** TASK **
Output the whole listing again, exactly as it reads.

Start of DATA PROVIDED

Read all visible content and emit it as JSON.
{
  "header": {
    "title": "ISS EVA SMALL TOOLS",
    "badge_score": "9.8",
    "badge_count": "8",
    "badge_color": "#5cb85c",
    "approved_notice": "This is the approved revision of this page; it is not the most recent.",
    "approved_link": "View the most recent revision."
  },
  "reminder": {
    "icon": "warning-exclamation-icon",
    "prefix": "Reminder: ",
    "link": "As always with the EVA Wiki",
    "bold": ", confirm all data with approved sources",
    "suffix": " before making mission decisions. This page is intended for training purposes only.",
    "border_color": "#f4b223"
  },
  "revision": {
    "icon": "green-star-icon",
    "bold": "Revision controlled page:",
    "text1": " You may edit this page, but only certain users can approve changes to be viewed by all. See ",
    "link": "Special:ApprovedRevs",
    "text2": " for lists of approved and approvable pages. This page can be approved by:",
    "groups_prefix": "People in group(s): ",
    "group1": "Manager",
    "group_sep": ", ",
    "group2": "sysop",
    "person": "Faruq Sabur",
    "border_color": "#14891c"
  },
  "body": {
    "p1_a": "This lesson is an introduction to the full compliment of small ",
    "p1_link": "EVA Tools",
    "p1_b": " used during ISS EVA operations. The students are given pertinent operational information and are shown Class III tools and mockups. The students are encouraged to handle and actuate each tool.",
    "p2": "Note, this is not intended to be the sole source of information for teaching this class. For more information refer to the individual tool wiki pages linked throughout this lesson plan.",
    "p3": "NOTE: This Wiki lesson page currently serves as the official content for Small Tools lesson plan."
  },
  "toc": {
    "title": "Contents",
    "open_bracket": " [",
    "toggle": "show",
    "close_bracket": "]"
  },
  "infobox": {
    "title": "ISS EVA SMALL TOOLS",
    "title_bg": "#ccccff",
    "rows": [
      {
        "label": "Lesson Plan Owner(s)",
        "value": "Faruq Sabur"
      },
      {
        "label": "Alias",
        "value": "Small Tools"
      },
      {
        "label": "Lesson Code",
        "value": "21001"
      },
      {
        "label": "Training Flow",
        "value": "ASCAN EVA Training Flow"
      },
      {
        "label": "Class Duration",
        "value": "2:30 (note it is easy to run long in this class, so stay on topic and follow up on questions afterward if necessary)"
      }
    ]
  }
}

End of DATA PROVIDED

** RESPONSE TO THE EXERCISE **
Read all visible content and emit it as JSON.
{
  "header": {
    "title": "ISS EVA SMALL TOOLS",
    "badge_score": "9.8",
    "badge_count": "8",
    "badge_color": "#5cb85c",
    "approved_notice": "This is the approved revision of this page; it is not the most recent.",
    "approved_link": "View the most recent revision."
  },
  "reminder": {
    "icon": "warning-exclamation-icon",
    "prefix": "Reminder: ",
    "link": "As always with the EVA Wiki",
    "bold": ", confirm all data with approved sources",
    "suffix": " before making mission decisions. This page is intended for training purposes only.",
    "border_color": "#f4b223"
  },
  "revision": {
    "icon": "green-star-icon",
    "bold": "Revision controlled page:",
    "text1": " You may edit this page, but only certain users can approve changes to be viewed by all. See ",
    "link": "Special:ApprovedRevs",
    "text2": " for lists of approved and approvable pages. This page can be approved by:",
    "groups_prefix": "People in group(s): ",
    "group1": "Manager",
    "group_sep": ", ",
    "group2": "sysop",
    "person": "Faruq Sabur",
    "border_color": "#14891c"
  },
  "body": {
    "p1_a": "This lesson is an introduction to the full compliment of small ",
    "p1_link": "EVA Tools",
    "p1_b": " used during ISS EVA operations. The students are given pertinent operational information and are shown Class III tools and mockups. The students are encouraged to handle and actuate each tool.",
    "p2": "Note, this is not intended to be the sole source of information for teaching this class. For more information refer to the individual tool wiki pages linked throughout this lesson plan.",
    "p3": "NOTE: This Wiki lesson page currently serves as the official content for Small Tools lesson plan."
  },
  "toc": {
    "title": "Contents",
    "open_bracket": " [",
    "toggle": "show",
    "close_bracket": "]"
  },
  "infobox": {
    "title": "ISS EVA SMALL TOOLS",
    "title_bg": "#ccccff",
    "rows": [
      {
        "label": "Lesson Plan Owner(s)",
        "value": "Faruq Sabur"
      },
      {
        "label": "Alias",
        "value": "Small Tools"
      },
      {
        "label": "Lesson Code",
        "value": "21001"
      },
      {
        "label": "Training Flow",
        "value": "ASCAN EVA Training Flow"
      },
      {
        "label": "Class Duration",
        "value": "2:30 (note it is easy to run long in this class, so stay on topic and follow up on questions afterward if necessary)"
      }
    ]
  }
}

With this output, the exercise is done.